Small but dangerous: There are also an estimated 100,000 smaller items that can't be seen by radar and telescopes - items as small as a fleck of paint that can scratch the window of the shuttle. At 15,000 mph, even the tiniest piece of dirt can do some damage.

NASA program: Space debris poses enough concern to scientists that NASA has an office dedicated to the topic: the NASA Orbital Debris Program Office. It defines space junk as "any man-made object in orbit about the Earth which no longer serves a useful purpose."

And as Mark Matney, a NASA scientist, bluntly puts it, "Every spacecraft is destined to become debris."

How it got there

Why is there so much junk circling our home when the first man- made object to orbit Earth was launched less than 50 years ago?

It's not litter: Despite the highly publicized dropping of two bolts into the void last week during extra vehicular activity, very little space debris is the fault of messy astronauts, says John Pike, director of GlobalSecurity.org, an intelligence Web site.

Rocket waste: The bulk of the mess is from launches. Debris is created when a spacecraft separates from its booster rockets and when a rocket explodes into hundreds of fragments.

Satellites: A defunct satellite is debris, too. And there are about 2,000 inert satellites - compared with 819 active ones - orbiting the Earth, according to the Union of Concerned Scientists.

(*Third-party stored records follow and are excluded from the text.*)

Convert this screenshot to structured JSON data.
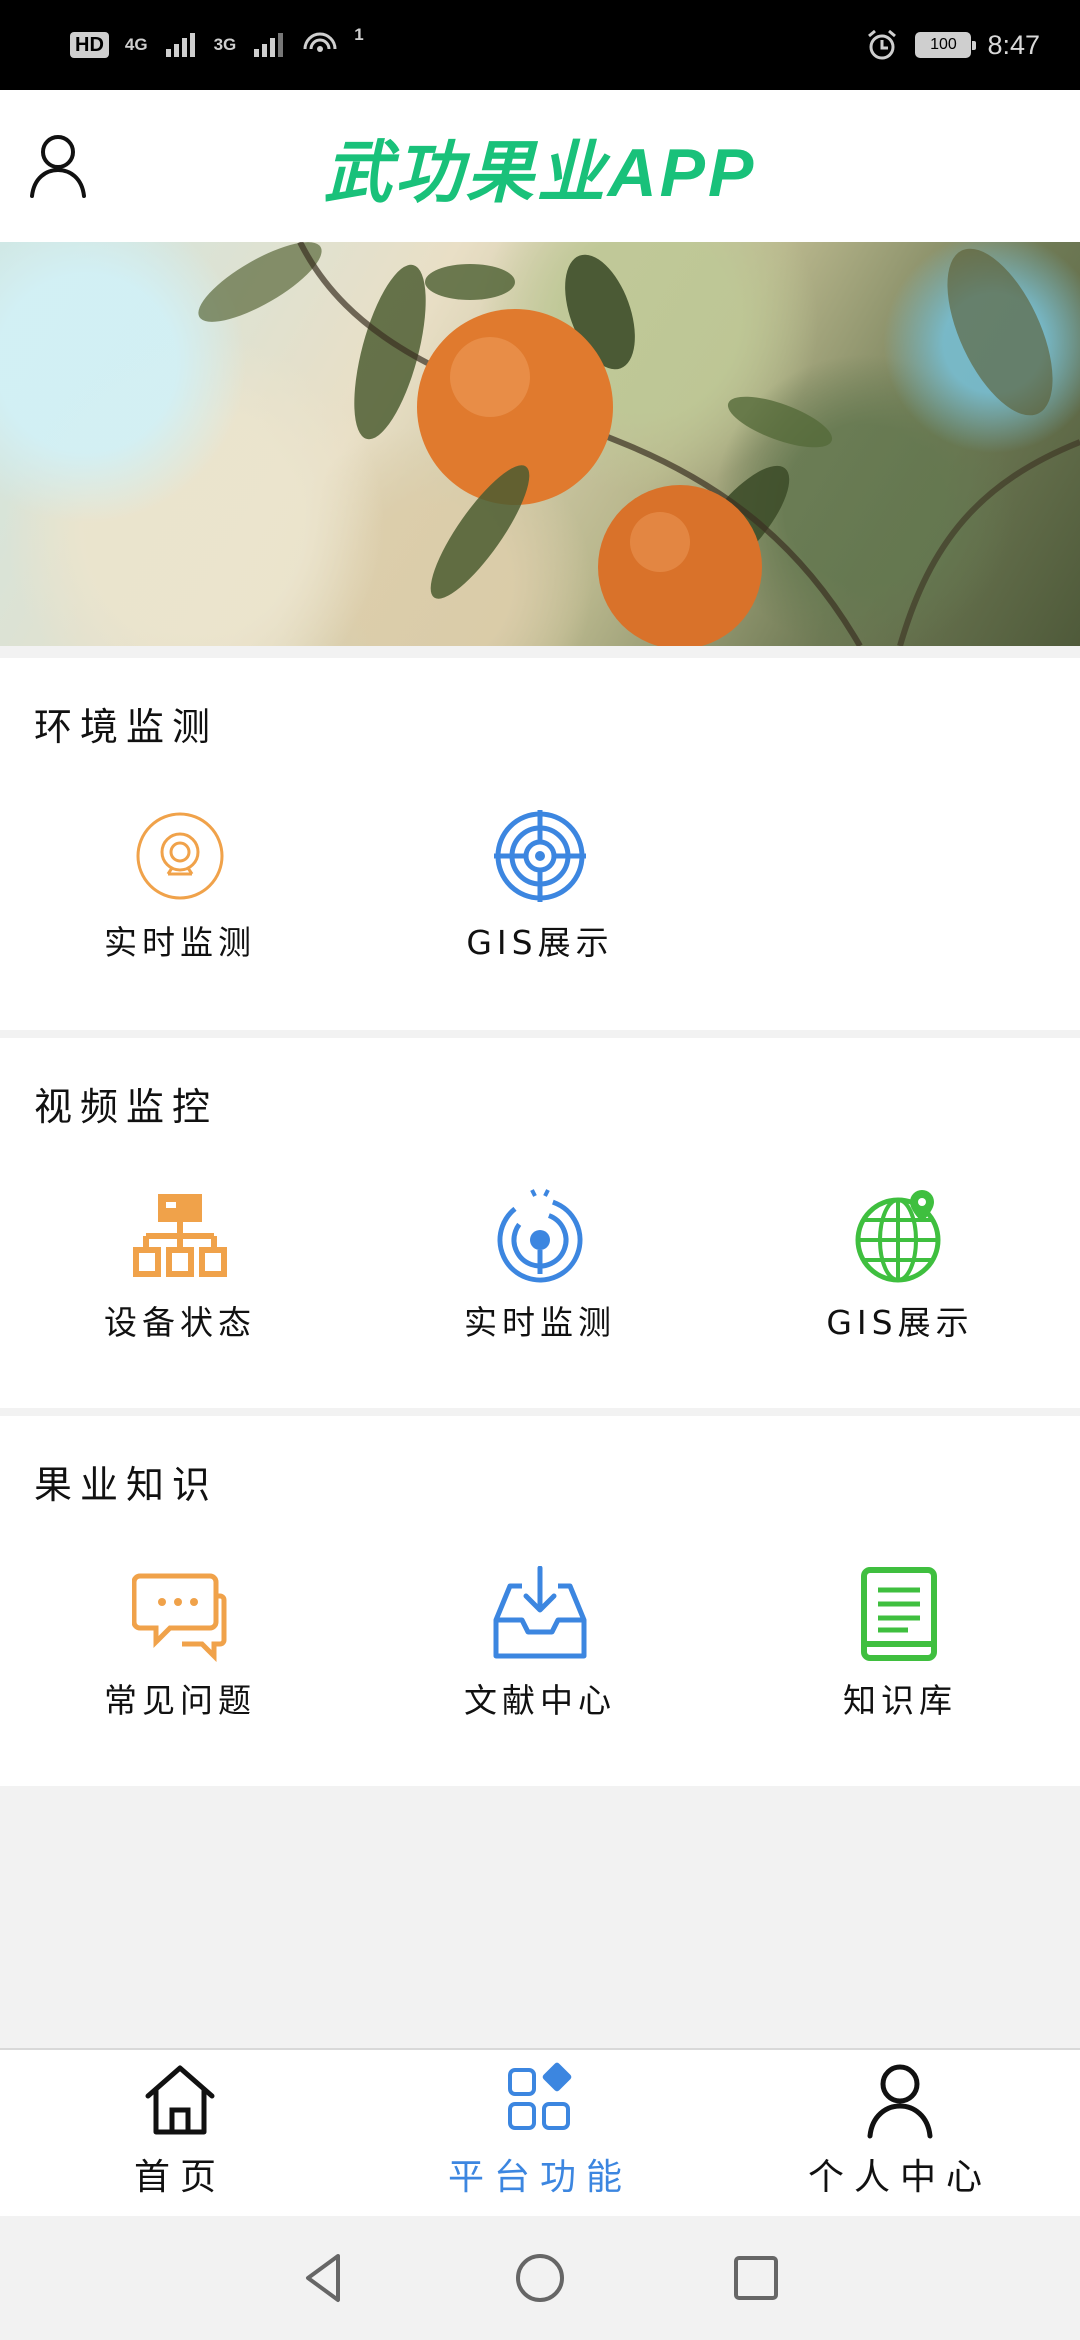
{
  "status_bar": {
    "left_badges": [
      "HD",
      "4G",
      "3G"
    ],
    "notification_count": "1",
    "battery": "100",
    "time": "8:47"
  },
  "header": {
    "title": "武功果业APP",
    "title_color": "#19c17a",
    "left_icon": "user-icon"
  },
  "sections": [
    {
      "title": "环境监测",
      "items": [
        {
          "label": "实时监测",
          "icon": "camera-icon",
          "color": "#f0a24a"
        },
        {
          "label": "GIS展示",
          "icon": "target-icon",
          "color": "#3c86e0"
        }
      ]
    },
    {
      "title": "视频监控",
      "items": [
        {
          "label": "设备状态",
          "icon": "hierarchy-icon",
          "color": "#f0a24a"
        },
        {
          "label": "实时监测",
          "icon": "broadcast-icon",
          "color": "#3c86e0"
        },
        {
          "label": "GIS展示",
          "icon": "globe-pin-icon",
          "color": "#3fbf3f"
        }
      ]
    },
    {
      "title": "果业知识",
      "items": [
        {
          "label": "常见问题",
          "icon": "chat-icon",
          "color": "#f0a24a"
        },
        {
          "label": "文献中心",
          "icon": "inbox-download-icon",
          "color": "#3c86e0"
        },
        {
          "label": "知识库",
          "icon": "book-icon",
          "color": "#3fbf3f"
        }
      ]
    }
  ],
  "tabbar": {
    "items": [
      {
        "label": "首页",
        "icon": "home-icon",
        "active": false
      },
      {
        "label": "平台功能",
        "icon": "apps-icon",
        "active": true
      },
      {
        "label": "个人中心",
        "icon": "person-icon",
        "active": false
      }
    ],
    "active_color": "#3c86e0"
  }
}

Shooting stars? "If you were to go out in the early evening or early pre-dawn morning and look up in the sky, of the fast moving objects that you see, maybe half of them are going to be active satellites, and maybe half of them are going to be derelict satellites," Pike says. "Those will be the largest pieces of space debris."

Slippery fingers

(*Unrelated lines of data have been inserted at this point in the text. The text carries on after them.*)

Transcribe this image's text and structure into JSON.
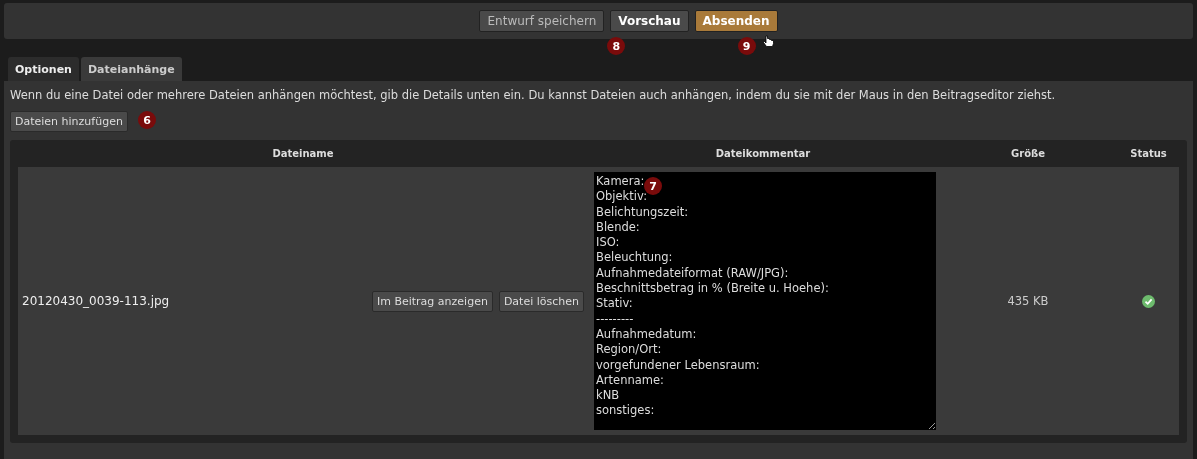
{
  "toolbar": {
    "buttons": [
      {
        "label": "Entwurf speichern",
        "kind": "plain"
      },
      {
        "label": "Vorschau",
        "kind": "bold",
        "badge": "8"
      },
      {
        "label": "Absenden",
        "kind": "primary",
        "badge": "9"
      }
    ]
  },
  "tabs": [
    {
      "label": "Optionen",
      "selected": false
    },
    {
      "label": "Dateianhänge",
      "selected": true
    }
  ],
  "intro": "Wenn du eine Datei oder mehrere Dateien anhängen möchtest, gib die Details unten ein. Du kannst Dateien auch anhängen, indem du sie mit der Maus in den Beitragseditor ziehst.",
  "add_button": {
    "label": "Dateien hinzufügen",
    "badge": "6"
  },
  "table": {
    "columns": [
      "Dateiname",
      "Dateikommentar",
      "Größe",
      "Status"
    ],
    "rows": [
      {
        "filename": "20120430_0039-113.jpg",
        "actions": [
          "Im Beitrag anzeigen",
          "Datei löschen"
        ],
        "comment_badge": "7",
        "comment": [
          "Kamera:",
          "Objektiv:",
          "Belichtungszeit:",
          "Blende:",
          "ISO:",
          "Beleuchtung:",
          "Aufnahmedateiformat (RAW/JPG):",
          "Beschnittsbetrag in % (Breite u. Hoehe):",
          "Stativ:",
          "---------",
          "Aufnahmedatum:",
          "Region/Ort:",
          "vorgefundener Lebensraum:",
          "Artenname:",
          "kNB",
          "sonstiges:"
        ],
        "size": "435 KB",
        "uploaded": true
      }
    ]
  }
}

Oops: Astronauts have left a wide variety of items in space, mostly by accident.

The first spacewalker, Ed White, dropped a spare glove. That was in 1965. Last July, Piers Sellers dropped a spatula. "Spatsat" should fall into the atmosphere and burn up sometime next month.

Pike says a ham sandwich was once lost in space.

On purpose: Matney says NASA purposely released a space suit (SuitSat) this year for research purposes, and it re-entered the Earth's atmosphere on Sept. 2. And Russian cosmonauts living on the space station Mir used to toss their trash bags overboard.

What happens

Burn up: Objects in lower orbits, a couple of hundred miles above Earth, will likely burn up in a short time because of atmospheric drag, Pike says. The bolts lost by the Atlantis crew this week will probably last six months, Matney says.

Hang around: But objects at higher orbits, in the 1,000-mile range and up, could float friction-free for hundreds of years.

Cleaning up

Pack in, pack out: It's been U.S. policy since 1988 to minimize the amount of junk put in space. Russia, Japan, France and the European Space Agency have similar policies as well. One thing these countries have agreed to do, Pike says, is to design upper-stage rockets that vent their residual fuel, which keeps them from exploding.

Copyright 2006,The Associated Press